═════ LISTED ENTRIES
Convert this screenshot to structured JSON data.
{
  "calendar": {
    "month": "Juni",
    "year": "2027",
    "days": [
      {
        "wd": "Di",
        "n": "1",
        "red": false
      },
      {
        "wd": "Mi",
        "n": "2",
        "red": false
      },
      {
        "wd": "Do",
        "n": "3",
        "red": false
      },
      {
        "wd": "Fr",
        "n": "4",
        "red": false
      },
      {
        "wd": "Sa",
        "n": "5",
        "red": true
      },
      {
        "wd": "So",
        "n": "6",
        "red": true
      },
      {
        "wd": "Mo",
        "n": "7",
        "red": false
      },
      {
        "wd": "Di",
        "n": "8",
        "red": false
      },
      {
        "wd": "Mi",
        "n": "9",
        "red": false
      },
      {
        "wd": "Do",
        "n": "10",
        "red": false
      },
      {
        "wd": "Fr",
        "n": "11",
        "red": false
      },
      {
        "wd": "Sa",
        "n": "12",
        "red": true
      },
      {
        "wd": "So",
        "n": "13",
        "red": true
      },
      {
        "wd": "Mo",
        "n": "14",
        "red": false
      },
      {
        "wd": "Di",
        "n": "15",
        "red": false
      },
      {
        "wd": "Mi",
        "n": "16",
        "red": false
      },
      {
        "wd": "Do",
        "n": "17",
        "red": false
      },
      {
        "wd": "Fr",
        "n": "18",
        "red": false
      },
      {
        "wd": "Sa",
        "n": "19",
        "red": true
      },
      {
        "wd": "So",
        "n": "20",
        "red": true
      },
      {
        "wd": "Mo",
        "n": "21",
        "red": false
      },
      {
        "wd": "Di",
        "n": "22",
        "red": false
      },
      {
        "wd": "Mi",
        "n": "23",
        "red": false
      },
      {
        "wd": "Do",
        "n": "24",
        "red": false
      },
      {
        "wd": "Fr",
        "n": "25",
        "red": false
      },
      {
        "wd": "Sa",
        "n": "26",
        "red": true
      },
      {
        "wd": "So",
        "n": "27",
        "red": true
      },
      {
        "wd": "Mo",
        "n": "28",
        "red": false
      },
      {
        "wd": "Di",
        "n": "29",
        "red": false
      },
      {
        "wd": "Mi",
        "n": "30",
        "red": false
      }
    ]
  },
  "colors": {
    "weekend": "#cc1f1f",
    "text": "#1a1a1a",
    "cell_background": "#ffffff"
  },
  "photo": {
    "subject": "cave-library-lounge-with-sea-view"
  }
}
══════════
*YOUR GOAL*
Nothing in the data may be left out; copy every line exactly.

*RESULT OF THE TASK*
Convert this screenshot to structured JSON data.
{
  "calendar": {
    "month": "Juni",
    "year": "2027",
    "days": [
      {
        "wd": "Di",
        "n": "1",
        "red": false
      },
      {
        "wd": "Mi",
        "n": "2",
        "red": false
      },
      {
        "wd": "Do",
        "n": "3",
        "red": false
      },
      {
        "wd": "Fr",
        "n": "4",
        "red": false
      },
      {
        "wd": "Sa",
        "n": "5",
        "red": true
      },
      {
        "wd": "So",
        "n": "6",
        "red": true
      },
      {
        "wd": "Mo",
        "n": "7",
        "red": false
      },
      {
        "wd": "Di",
        "n": "8",
        "red": false
      },
      {
        "wd": "Mi",
        "n": "9",
        "red": false
      },
      {
        "wd": "Do",
        "n": "10",
        "red": false
      },
      {
        "wd": "Fr",
        "n": "11",
        "red": false
      },
      {
        "wd": "Sa",
        "n": "12",
        "red": true
      },
      {
        "wd": "So",
        "n": "13",
        "red": true
      },
      {
        "wd": "Mo",
        "n": "14",
        "red": false
      },
      {
        "wd": "Di",
        "n": "15",
        "red": false
      },
      {
        "wd": "Mi",
        "n": "16",
        "red": false
      },
      {
        "wd": "Do",
        "n": "17",
        "red": false
      },
      {
        "wd": "Fr",
        "n": "18",
        "red": false
      },
      {
        "wd": "Sa",
        "n": "19",
        "red": true
      },
      {
        "wd": "So",
        "n": "20",
        "red": true
      },
      {
        "wd": "Mo",
        "n": "21",
        "red": false
      },
      {
        "wd": "Di",
        "n": "22",
        "red": false
      },
      {
        "wd": "Mi",
        "n": "23",
        "red": false
      },
      {
        "wd": "Do",
        "n": "24",
        "red": false
      },
      {
        "wd": "Fr",
        "n": "25",
        "red": false
      },
      {
        "wd": "Sa",
        "n": "26",
        "red": true
      },
      {
        "wd": "So",
        "n": "27",
        "red": true
      },
      {
        "wd": "Mo",
        "n": "28",
        "red": false
      },
      {
        "wd": "Di",
        "n": "29",
        "red": false
      },
      {
        "wd": "Mi",
        "n": "30",
        "red": false
      }
    ]
  },
  "colors": {
    "weekend": "#cc1f1f",
    "text": "#1a1a1a",
    "cell_background": "#ffffff"
  },
  "photo": {
    "subject": "cave-library-lounge-with-sea-view"
  }
}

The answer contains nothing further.